Perspective should never influence punishment.
Too often in our society, we practice selective perspective. We're willing to see all the angles only when it suits us. When perspective becomes inconvenient, we can be unflinching, even cruel.
There are so many angles to consider with Michael Phelps, another sports celebrity whose reputation hangs in the balance because of bad behavior.
I'm not suggesting Michael Phelps' being photographed sucking on a bong is high treason. But it's not jaywalking, either. Should Phelps be stripped of his medals? Only someone who hit the bong with Phelps would believe that.
AP Photo/Rob Carr
Michael Phelps seems to have more apologists than black athletes who have been in the same situation.
But does he deserve harsh criticism? Absolutely. He has shown an incredible lack of responsibility. This is the second time Phelps has exercised alarmingly poor judgment. The first, of course, being when he received a DUI in 2004 as a 19-year-old and served an 18-month probation term.
But that doesn't mean USA Swimming's decision to suspend Phelps from competition for three months doesn't ring hollow. The governing body's statement explaining Phelps' suspension was rife with hypocrisy. It read:
"This is not a situation where any anti-doping rule was violated, but we decided to send a strong message to Michael because he disappointed so many people, particularly the hundreds of thousands of USA Swimming member kids who look up to him as a role model and a hero. Michael has voluntarily accepted this reprimand and has committed to earn back our trust."
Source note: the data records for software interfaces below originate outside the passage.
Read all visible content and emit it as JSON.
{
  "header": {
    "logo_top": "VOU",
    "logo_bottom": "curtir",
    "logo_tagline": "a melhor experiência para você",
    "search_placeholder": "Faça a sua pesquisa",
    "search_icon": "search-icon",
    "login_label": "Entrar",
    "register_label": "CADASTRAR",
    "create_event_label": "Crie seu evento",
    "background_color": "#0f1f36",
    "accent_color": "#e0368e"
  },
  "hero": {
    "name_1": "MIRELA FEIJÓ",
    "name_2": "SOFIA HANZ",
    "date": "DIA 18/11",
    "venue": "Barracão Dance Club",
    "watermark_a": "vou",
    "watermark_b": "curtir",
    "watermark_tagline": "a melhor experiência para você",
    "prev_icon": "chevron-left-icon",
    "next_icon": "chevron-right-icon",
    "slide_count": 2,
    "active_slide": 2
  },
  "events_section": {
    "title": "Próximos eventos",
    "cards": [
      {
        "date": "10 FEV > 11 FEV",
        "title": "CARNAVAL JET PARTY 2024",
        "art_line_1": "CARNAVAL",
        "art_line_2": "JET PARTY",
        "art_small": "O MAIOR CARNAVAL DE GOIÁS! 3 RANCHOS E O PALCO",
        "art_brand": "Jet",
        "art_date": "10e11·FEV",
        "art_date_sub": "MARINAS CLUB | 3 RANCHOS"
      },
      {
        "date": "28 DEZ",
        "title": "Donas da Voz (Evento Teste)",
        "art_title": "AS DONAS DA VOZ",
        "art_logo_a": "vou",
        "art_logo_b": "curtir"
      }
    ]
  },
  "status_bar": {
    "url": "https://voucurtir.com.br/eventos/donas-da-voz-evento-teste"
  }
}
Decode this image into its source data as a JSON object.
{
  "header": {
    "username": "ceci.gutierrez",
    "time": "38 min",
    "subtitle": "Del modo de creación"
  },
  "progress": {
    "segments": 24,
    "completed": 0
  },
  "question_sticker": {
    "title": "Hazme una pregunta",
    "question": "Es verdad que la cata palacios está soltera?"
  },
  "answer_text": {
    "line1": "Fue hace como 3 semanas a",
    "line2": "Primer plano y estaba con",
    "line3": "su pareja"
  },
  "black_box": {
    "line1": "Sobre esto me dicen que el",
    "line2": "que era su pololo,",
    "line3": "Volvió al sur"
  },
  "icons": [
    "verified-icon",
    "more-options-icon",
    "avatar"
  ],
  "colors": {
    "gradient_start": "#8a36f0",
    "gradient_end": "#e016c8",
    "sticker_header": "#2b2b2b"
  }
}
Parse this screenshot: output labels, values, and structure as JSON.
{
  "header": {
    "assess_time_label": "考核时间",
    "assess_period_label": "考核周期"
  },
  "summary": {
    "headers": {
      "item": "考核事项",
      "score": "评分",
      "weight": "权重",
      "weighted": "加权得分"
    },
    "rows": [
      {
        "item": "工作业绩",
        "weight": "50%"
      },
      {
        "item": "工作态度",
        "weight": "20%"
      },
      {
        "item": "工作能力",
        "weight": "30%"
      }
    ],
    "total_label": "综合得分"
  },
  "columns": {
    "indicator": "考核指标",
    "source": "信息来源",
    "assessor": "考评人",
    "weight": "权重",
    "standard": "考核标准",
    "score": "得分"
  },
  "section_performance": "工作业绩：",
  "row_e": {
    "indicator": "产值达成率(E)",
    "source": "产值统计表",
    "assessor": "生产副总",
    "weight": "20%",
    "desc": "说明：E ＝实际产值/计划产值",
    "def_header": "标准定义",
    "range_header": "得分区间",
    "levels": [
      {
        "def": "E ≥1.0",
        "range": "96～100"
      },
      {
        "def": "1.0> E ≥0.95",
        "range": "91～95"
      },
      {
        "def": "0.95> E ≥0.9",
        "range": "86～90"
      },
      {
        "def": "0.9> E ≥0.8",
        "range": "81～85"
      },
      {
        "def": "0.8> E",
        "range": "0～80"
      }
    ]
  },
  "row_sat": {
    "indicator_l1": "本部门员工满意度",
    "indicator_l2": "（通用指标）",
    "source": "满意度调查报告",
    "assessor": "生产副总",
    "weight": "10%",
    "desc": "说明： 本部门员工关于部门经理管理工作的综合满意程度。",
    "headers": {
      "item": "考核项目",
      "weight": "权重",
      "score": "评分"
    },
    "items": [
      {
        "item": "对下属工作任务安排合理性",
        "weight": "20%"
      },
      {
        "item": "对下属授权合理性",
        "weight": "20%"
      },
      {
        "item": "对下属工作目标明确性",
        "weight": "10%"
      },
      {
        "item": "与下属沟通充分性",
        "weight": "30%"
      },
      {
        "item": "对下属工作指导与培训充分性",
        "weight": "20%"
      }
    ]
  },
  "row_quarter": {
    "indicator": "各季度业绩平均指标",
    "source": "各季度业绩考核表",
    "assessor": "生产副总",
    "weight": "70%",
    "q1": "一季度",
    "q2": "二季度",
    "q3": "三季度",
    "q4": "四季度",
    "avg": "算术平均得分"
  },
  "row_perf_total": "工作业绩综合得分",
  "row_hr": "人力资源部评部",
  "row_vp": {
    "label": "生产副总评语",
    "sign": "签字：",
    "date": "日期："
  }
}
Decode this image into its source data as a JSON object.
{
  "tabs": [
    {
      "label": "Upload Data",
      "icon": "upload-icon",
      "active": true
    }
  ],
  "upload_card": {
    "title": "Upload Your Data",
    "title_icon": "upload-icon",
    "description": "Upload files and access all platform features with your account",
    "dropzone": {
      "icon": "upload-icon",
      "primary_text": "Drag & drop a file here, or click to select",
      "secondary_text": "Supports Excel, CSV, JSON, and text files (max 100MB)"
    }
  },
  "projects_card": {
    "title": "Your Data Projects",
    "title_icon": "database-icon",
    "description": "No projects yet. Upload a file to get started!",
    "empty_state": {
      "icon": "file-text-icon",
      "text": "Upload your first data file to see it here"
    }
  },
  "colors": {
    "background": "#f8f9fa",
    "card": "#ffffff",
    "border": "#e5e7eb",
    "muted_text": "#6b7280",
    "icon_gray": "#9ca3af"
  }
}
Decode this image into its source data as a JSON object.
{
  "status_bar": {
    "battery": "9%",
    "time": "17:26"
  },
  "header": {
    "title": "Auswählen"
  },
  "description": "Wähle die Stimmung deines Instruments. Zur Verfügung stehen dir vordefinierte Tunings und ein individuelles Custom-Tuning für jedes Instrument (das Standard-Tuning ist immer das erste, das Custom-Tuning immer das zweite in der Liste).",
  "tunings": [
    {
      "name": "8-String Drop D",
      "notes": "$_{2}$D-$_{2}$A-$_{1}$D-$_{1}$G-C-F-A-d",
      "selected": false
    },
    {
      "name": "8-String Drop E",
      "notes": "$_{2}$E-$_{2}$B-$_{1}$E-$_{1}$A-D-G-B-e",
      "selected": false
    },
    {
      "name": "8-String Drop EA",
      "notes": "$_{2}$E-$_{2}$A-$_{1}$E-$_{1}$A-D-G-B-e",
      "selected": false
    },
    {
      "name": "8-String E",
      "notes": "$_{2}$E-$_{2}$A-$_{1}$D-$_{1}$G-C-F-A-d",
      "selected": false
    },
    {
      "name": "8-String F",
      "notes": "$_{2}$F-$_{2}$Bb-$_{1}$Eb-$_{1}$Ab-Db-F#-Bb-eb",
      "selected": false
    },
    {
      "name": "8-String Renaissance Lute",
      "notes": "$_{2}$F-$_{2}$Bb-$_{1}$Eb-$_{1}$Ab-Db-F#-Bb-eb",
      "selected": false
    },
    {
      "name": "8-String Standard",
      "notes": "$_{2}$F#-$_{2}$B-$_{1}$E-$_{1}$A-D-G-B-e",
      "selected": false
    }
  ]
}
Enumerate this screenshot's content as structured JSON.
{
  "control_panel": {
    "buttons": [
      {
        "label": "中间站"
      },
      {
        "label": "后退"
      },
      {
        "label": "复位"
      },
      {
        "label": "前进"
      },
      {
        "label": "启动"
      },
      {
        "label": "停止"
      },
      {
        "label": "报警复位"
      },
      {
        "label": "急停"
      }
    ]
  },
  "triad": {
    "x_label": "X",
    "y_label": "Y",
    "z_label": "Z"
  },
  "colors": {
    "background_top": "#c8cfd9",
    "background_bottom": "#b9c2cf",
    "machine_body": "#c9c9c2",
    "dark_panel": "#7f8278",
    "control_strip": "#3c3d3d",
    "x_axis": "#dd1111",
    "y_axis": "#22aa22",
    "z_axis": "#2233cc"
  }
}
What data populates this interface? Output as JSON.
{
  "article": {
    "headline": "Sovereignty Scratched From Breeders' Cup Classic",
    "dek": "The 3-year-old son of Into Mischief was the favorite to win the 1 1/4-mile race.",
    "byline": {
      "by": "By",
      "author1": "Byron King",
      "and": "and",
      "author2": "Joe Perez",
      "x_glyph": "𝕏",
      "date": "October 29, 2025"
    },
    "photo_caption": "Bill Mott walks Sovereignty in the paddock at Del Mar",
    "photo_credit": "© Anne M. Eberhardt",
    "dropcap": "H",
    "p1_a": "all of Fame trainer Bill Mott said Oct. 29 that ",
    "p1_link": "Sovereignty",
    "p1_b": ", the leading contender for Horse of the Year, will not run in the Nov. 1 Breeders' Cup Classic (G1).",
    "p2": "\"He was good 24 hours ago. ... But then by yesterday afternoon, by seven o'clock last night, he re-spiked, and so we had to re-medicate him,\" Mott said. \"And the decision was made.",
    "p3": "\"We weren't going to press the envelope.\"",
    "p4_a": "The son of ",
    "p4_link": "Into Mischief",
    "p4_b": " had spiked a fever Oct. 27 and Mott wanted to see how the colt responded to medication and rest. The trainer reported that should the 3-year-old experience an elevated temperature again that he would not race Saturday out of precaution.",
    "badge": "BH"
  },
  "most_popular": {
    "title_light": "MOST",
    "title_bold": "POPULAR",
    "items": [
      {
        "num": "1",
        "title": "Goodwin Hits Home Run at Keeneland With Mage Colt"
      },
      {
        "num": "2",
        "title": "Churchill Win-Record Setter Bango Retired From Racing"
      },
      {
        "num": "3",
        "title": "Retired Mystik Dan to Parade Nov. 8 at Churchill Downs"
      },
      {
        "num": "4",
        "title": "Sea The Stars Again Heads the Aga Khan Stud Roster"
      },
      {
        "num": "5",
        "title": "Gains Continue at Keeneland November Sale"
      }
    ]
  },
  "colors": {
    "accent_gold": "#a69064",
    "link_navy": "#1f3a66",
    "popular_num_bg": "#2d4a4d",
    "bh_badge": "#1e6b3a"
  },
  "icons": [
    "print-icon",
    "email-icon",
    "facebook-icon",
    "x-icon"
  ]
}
Let's be clear: USA Swimming acted out of embarrassment, and because more than a few people have wondered whether Phelps, who also lost an endorsement deal with Kellogg's, was getting a free pass.
I'm wondering why USA Swimming didn't seem to care about the type of person Phelps was after his DUI. That crime was far more egregious. Phelps not only endangered his own life, but the lives of others.
Why no outrage then?
It's because Phelps' DUI barely caused a rumble. His sponsors stuck with him. USA Swimming never publicly reprimanded him. Now everyone wants to put on their tough-guy clothes.
I understand why Phelps sympathizers have argued that his mistake represents only the growing pains of youth and that it was "only weed." When you're young, you do dumb things. I just can't understand why some other athletes never were extended that same excuse.
The inescapable truth is that the list of athletes who use marijuana isn't short. I know several athletes -- both black and white -- who have smoked and continue to smoke marijuana.
My problem is that we strive to be real only when it's someone we can relate to. More often than not, it's usually when a white athlete gets into trouble.
In 2002, Rasheed Wallace was given a misdemeanor citation for marijuana possession. The charge against Wallace -- who was 28 at the time -- was eventually dropped after he completed community service, and drug and alcohol counseling. But no way would the Portland paper have ever written an editorial as glowing as the one that appeared in The Baltimore Sun, Phelps' hometown newspaper.
Wallace has had a rocky relationship with fans and the media, but that's not the point. When Josh Howard admitted he and many other NBA players use marijuana, I don't recall seeing a single column like this one on Forbes.com. I never considered the fact that marijuana use might help professional athletes de-stress. What a novel idea.
Look, what Phelps did was stupid, but not unforgivable. The fact that police in South Carolina want to pursue criminal charges against him is a waste of time and resources.
President Barack Obama, former President Bill Clinton and even Dawn Wells, the actress who played Mary Ann on "Gilligan's Island," have smoked weed before. Studies show that nearly half of you reading this column have tried marijuana at least once.
I just wish that same perspective was used when Steelers wide receiver Santonio Holmes was busted for marijuana possession. I also wish O.J. Mayo had been merely spoofed on the "Late Show with David Letterman" -- like Phelps was last week -- when Mayo was cited for marijuana possession his senior year of high school.
Am I turning this into an issue of race? Not completely. While Holmes will have to appear at a hearing on his marijuana charge later this month, he's a Super Bowl hero now. Wallace never has to worry about sponsors hounding him, but he's made millions in the NBA. Mayo's marijuana incident, which was eventually dismissed, didn't hinder him from becoming a dazzling NBA rookie. It's also fair to say Ricky Williams, a once-devoted pot user, received more criticism for bailing on the Dolphins than smoking weed.
But I'm proposing a wild idea: Let's try to employ perspective with every athlete. Let's not treat Barry Bonds like the worst cheater ever to inhale oxygen, when it appears that arguably the greatest pitcher and the greatest all-around player have used performance-enhancing drugs. If you believe Phelps is just behaving like "a kid," then Carmelo Anthony -- who pleaded guilty to driving while impaired last June as a 24-year-old -- shouldn't be stereotyped as a troubled thug. Likewise, Phelps' shouldn't be more harshly judged now just because black athletes weren't given the benefit of the doubt.
Perspective, after all, is for everyone.
Jemele Hill can be reached at firstname.lastname@example.org